WHAT IS NEEDED – Your task is to give the records again exactly. Leave each picture out.

Page and application data records –
:::::

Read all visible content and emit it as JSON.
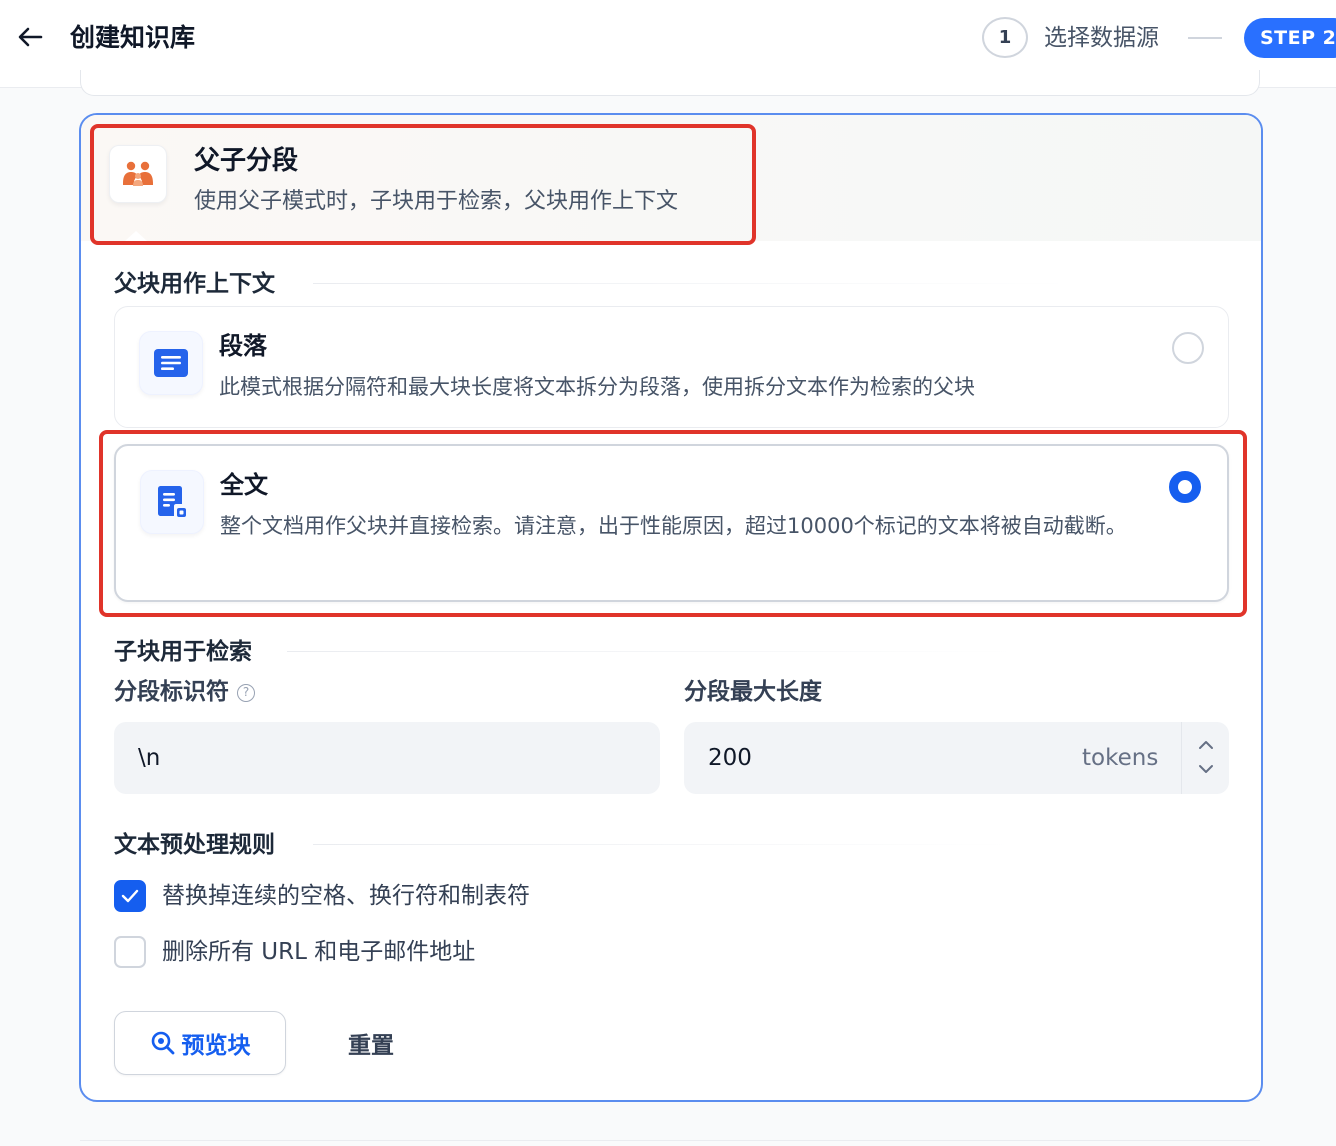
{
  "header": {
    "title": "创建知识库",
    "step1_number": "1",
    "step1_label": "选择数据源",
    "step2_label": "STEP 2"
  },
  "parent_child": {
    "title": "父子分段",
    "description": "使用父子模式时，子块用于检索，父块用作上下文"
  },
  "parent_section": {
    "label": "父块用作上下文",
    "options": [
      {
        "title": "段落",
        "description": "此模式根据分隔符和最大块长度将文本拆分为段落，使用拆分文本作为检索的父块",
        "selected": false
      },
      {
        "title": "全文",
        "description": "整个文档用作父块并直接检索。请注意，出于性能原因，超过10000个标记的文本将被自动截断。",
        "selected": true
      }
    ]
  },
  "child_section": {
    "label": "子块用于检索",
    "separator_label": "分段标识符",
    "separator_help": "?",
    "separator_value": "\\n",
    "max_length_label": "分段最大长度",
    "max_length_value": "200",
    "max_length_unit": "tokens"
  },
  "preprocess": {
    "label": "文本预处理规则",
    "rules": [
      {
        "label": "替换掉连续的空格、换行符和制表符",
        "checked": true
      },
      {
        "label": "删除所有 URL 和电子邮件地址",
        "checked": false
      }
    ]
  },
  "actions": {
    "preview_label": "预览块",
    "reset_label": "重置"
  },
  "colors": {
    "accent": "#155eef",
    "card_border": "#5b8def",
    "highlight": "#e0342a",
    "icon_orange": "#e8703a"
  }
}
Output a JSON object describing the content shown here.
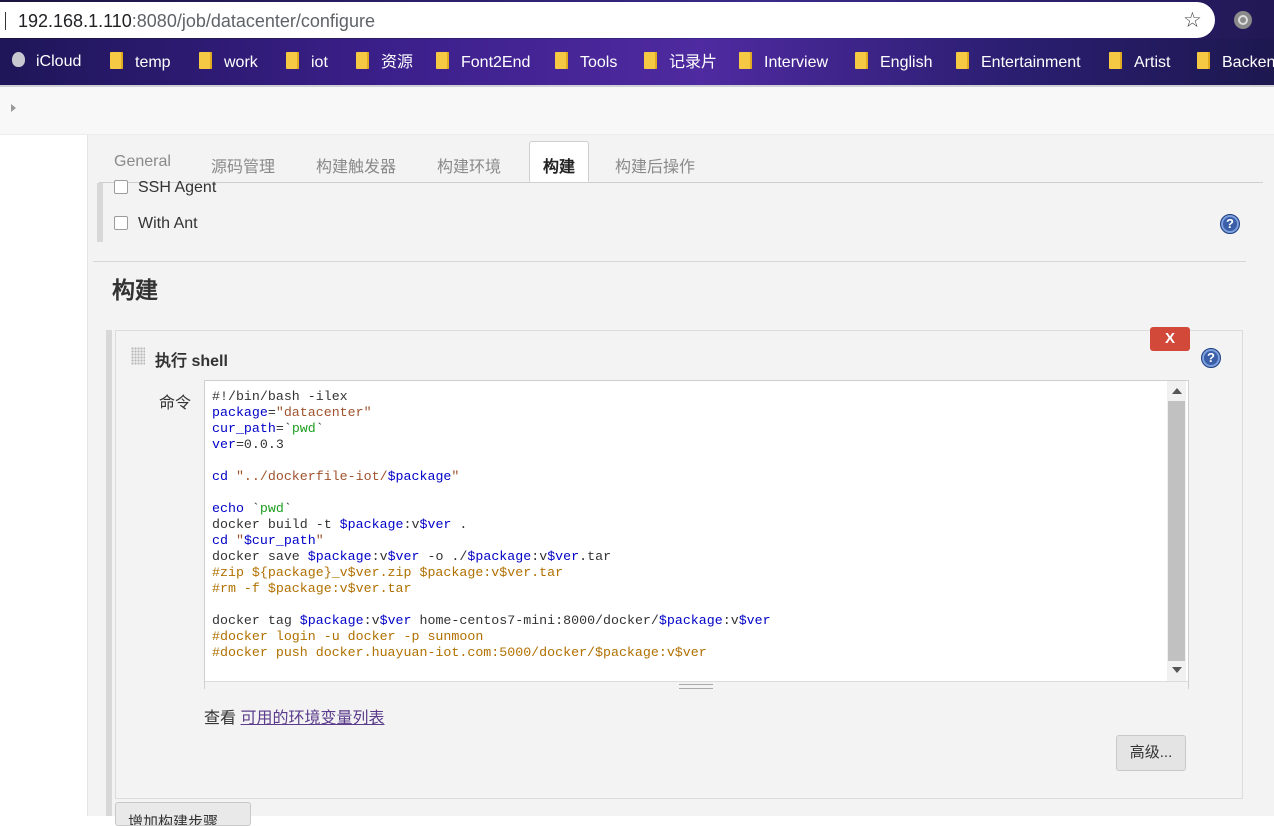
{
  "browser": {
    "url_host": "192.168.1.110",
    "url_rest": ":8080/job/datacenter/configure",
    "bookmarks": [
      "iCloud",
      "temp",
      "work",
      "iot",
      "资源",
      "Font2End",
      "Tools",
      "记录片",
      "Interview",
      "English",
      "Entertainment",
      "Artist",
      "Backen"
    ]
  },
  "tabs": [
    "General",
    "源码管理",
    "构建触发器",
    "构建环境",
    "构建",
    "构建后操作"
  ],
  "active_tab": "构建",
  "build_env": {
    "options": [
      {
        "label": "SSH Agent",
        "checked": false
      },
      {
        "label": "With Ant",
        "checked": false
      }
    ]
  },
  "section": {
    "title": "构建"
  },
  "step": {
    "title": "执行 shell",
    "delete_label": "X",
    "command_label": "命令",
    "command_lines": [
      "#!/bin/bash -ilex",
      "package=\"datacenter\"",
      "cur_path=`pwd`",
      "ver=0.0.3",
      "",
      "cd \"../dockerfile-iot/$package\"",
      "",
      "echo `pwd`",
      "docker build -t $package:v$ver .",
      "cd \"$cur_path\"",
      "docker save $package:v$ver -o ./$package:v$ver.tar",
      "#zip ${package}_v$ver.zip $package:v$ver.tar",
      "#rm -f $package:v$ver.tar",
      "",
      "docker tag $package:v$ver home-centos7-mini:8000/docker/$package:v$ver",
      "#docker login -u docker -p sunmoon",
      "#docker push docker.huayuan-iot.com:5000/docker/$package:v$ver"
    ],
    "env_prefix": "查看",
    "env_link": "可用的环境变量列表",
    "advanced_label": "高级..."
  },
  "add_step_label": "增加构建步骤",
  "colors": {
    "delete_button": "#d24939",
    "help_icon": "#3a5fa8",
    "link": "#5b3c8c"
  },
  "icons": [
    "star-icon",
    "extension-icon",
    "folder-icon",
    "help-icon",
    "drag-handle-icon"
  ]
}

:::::

RESPONSE –
Read all visible content and emit it as JSON.
{
  "header": {
    "title": "创建知识库",
    "step1_number": "1",
    "step1_label": "选择数据源",
    "step2_label": "STEP 2"
  },
  "parent_child": {
    "title": "父子分段",
    "description": "使用父子模式时，子块用于检索，父块用作上下文"
  },
  "parent_section": {
    "label": "父块用作上下文",
    "options": [
      {
        "title": "段落",
        "description": "此模式根据分隔符和最大块长度将文本拆分为段落，使用拆分文本作为检索的父块",
        "selected": false
      },
      {
        "title": "全文",
        "description": "整个文档用作父块并直接检索。请注意，出于性能原因，超过10000个标记的文本将被自动截断。",
        "selected": true
      }
    ]
  },
  "child_section": {
    "label": "子块用于检索",
    "separator_label": "分段标识符",
    "separator_help": "?",
    "separator_value": "\\n",
    "max_length_label": "分段最大长度",
    "max_length_value": "200",
    "max_length_unit": "tokens"
  },
  "preprocess": {
    "label": "文本预处理规则",
    "rules": [
      {
        "label": "替换掉连续的空格、换行符和制表符",
        "checked": true
      },
      {
        "label": "删除所有 URL 和电子邮件地址",
        "checked": false
      }
    ]
  },
  "actions": {
    "preview_label": "预览块",
    "reset_label": "重置"
  },
  "colors": {
    "accent": "#155eef",
    "card_border": "#5b8def",
    "highlight": "#e0342a",
    "icon_orange": "#e8703a"
  }
}
Output a JSON object describing the content shown here.
{
  "browser": {
    "url_host": "192.168.1.110",
    "url_rest": ":8080/job/datacenter/configure",
    "bookmarks": [
      "iCloud",
      "temp",
      "work",
      "iot",
      "资源",
      "Font2End",
      "Tools",
      "记录片",
      "Interview",
      "English",
      "Entertainment",
      "Artist",
      "Backen"
    ]
  },
  "tabs": [
    "General",
    "源码管理",
    "构建触发器",
    "构建环境",
    "构建",
    "构建后操作"
  ],
  "active_tab": "构建",
  "build_env": {
    "options": [
      {
        "label": "SSH Agent",
        "checked": false
      },
      {
        "label": "With Ant",
        "checked": false
      }
    ]
  },
  "section": {
    "title": "构建"
  },
  "step": {
    "title": "执行 shell",
    "delete_label": "X",
    "command_label": "命令",
    "command_lines": [
      "#!/bin/bash -ilex",
      "package=\"datacenter\"",
      "cur_path=`pwd`",
      "ver=0.0.3",
      "",
      "cd \"../dockerfile-iot/$package\"",
      "",
      "echo `pwd`",
      "docker build -t $package:v$ver .",
      "cd \"$cur_path\"",
      "docker save $package:v$ver -o ./$package:v$ver.tar",
      "#zip ${package}_v$ver.zip $package:v$ver.tar",
      "#rm -f $package:v$ver.tar",
      "",
      "docker tag $package:v$ver home-centos7-mini:8000/docker/$package:v$ver",
      "#docker login -u docker -p sunmoon",
      "#docker push docker.huayuan-iot.com:5000/docker/$package:v$ver"
    ],
    "env_prefix": "查看",
    "env_link": "可用的环境变量列表",
    "advanced_label": "高级..."
  },
  "add_step_label": "增加构建步骤",
  "colors": {
    "delete_button": "#d24939",
    "help_icon": "#3a5fa8",
    "link": "#5b3c8c"
  },
  "icons": [
    "star-icon",
    "extension-icon",
    "folder-icon",
    "help-icon",
    "drag-handle-icon"
  ]
}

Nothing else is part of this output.